The index is based on the data from several exchanges and weighted by volume to give a good overview of the general feeling in the market. The index value is between 0 (extreme fear) and 100 (extreme greed). The index is updated once a day and reflects the current mood of the crypto market.

Here are three things you should keep in mind when using the fear and greed index for buying cryptocurrencies:

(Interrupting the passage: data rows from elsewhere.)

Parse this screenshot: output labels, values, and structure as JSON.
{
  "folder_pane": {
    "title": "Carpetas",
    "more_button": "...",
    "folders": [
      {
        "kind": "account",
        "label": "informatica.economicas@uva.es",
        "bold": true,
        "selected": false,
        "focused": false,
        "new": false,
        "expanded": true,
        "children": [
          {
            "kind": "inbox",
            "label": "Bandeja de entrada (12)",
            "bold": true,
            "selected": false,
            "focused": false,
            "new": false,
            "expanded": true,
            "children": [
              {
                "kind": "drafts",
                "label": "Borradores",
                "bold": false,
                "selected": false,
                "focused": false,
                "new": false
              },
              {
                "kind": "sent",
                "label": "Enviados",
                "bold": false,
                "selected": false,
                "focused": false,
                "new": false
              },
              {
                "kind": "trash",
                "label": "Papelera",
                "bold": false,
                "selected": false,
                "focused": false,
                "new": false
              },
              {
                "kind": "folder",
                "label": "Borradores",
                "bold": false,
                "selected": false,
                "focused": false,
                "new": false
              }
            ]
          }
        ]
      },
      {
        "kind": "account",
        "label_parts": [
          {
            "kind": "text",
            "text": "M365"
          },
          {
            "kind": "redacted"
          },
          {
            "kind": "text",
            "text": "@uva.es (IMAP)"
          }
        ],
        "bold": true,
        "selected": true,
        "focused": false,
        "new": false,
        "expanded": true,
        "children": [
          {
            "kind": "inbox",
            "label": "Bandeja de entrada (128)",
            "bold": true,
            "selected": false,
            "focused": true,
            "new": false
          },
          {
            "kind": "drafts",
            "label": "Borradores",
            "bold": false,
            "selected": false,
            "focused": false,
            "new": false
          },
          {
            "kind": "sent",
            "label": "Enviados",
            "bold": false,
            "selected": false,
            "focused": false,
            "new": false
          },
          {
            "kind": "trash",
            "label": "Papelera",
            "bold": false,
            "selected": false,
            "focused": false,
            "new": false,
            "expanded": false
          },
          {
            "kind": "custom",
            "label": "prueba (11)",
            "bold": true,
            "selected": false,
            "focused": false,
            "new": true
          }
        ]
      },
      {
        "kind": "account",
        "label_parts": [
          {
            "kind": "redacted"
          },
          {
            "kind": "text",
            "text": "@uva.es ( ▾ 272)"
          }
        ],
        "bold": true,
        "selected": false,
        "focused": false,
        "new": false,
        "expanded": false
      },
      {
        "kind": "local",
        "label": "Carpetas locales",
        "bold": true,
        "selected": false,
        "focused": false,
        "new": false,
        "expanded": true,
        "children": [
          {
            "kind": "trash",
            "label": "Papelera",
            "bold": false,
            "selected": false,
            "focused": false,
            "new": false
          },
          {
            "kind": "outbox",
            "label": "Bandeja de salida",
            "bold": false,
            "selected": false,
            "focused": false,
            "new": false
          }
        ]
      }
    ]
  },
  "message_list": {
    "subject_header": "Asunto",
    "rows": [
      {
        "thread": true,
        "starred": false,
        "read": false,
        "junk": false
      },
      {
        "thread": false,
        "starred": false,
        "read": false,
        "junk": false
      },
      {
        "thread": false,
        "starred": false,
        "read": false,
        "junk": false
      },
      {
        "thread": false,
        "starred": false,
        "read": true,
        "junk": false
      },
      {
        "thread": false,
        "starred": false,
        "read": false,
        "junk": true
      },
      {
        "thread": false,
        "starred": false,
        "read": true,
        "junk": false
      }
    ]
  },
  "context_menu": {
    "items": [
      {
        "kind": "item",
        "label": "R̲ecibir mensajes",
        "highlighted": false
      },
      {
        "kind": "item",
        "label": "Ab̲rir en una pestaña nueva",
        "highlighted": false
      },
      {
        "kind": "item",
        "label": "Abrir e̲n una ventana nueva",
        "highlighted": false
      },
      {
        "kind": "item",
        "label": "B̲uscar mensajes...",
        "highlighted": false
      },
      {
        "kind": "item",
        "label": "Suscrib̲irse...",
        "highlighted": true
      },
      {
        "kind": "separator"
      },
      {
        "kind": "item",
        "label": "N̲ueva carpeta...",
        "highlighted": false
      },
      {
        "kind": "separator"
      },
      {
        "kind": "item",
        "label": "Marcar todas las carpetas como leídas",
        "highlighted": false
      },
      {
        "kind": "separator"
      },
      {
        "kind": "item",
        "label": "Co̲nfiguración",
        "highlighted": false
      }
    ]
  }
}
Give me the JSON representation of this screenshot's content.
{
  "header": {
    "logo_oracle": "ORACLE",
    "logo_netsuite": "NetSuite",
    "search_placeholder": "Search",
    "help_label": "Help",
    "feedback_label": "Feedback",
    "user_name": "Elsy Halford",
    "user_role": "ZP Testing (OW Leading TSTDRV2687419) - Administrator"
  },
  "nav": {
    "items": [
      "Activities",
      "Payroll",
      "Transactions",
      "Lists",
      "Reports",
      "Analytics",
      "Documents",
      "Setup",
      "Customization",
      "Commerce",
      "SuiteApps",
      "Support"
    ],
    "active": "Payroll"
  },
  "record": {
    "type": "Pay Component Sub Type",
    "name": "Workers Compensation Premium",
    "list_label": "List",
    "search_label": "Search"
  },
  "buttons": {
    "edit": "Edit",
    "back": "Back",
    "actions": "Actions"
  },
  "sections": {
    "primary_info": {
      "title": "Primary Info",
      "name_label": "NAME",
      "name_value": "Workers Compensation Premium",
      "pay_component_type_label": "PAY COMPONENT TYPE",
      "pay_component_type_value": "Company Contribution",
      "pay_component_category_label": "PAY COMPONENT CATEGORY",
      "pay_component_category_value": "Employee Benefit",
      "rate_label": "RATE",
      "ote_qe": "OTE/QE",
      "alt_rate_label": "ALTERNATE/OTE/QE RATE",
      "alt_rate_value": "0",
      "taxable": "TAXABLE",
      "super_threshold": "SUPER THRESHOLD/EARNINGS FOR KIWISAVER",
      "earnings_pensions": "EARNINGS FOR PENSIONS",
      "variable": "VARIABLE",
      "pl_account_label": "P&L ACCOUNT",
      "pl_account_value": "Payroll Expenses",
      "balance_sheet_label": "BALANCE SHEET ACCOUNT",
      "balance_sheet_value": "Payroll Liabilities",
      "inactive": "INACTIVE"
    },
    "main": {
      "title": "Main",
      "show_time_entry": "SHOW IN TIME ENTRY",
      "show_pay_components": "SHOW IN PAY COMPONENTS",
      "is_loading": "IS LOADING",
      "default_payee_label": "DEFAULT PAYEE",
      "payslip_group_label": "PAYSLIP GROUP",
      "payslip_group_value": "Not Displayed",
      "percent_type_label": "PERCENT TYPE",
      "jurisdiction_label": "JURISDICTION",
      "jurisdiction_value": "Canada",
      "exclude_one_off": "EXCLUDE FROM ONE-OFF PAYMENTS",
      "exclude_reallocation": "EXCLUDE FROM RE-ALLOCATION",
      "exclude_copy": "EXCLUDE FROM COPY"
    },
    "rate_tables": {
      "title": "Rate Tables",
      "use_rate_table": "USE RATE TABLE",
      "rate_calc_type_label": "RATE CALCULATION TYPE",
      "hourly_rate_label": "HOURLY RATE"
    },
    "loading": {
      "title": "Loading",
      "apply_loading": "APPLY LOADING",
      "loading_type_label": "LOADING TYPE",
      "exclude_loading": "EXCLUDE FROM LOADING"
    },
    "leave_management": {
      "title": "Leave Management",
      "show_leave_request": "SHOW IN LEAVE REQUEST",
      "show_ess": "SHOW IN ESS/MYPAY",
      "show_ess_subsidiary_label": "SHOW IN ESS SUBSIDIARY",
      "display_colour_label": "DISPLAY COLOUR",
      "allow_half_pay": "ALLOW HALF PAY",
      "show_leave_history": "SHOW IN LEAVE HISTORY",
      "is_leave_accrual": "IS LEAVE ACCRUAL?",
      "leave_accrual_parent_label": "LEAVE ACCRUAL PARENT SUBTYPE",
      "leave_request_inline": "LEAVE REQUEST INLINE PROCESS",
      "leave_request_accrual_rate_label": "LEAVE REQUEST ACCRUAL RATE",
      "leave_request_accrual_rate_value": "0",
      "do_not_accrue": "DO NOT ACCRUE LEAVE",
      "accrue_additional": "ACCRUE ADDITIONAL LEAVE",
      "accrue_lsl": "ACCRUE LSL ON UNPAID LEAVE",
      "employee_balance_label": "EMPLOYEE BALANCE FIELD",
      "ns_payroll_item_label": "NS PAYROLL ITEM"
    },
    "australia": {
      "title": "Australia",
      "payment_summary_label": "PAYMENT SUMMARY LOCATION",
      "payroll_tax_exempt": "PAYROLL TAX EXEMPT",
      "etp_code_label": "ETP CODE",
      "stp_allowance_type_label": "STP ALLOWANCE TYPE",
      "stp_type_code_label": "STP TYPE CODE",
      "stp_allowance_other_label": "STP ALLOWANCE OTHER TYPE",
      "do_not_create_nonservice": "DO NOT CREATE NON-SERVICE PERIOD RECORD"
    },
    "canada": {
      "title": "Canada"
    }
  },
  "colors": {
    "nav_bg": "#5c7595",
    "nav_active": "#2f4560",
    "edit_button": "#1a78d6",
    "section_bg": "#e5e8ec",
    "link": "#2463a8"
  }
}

  • 1. It's not perfect. The Fear and Greed Index is a great tool, but it's far from perfect. In any market, there are unforeseen factors that can influence volatility. For example, in 2018, Facebook announced plans to ban cryptocurrency advertisements; this caused many investors to sell their coins in response. There was no way to anticipate this event, but it could have been spotted by monitoring investors' sentiment on social media sites like Reddit or Twitter.
  • 2. It's best used as part of a larger strategy. The Fear and Greed Index has its merits as a stand-alone tool. But it performs best when used in conjunction with other methods, such as technical analysis or fundamental analysis.
  • Technical analysis involves evaluating price charts to identify trends and patterns that can provide insight into future price movements. Fundamental analysis involves assessing different aspects of a cryptocurrency - such as its team members or code base - to determine its intrinsic value and potential for growth.
  • 3. The Fear and Greed Index only monitors the top 10 cryptocurrencies by market cap , falling short of monitoring any asset outside this group. This means that assets with smaller market caps will likely not be included in the Fear and Greed Index calculations. However, investors could use these assets' price movements to gauge how much fear or greed is present in the cryptocurrency market since these assets tend to mimic bitcoin's price movement.
  • 4. The Fear and Greed Index may not always reflect accurate information about traders' sentiments due to inconsistencies in its data sources. If many investors grow fearful or greedy at the same time, the index may take some time to reflect this change. This can cause you to lose money if you follow the advice of the index.
  • 5. The Fear and Greed Index does not consider market-moving news events that can swing investor sentiments towards fear or greed. For example, if a government announces stricter regulations on cryptocurrency trading, investors might grow fearful. This could lead them to sell their cryptocurrencies, causing prices to drop.


The CAGI is a helpful tool that allows users to keep up-to-date with trending topics in crypto. Since there are many different cryptocurrencies, monitoring the market can be a full-time job. The tool provides an aggregate look into the current state of the crypto world, and it can help you be proactive about your crypto investments if you see anger or fear taking over.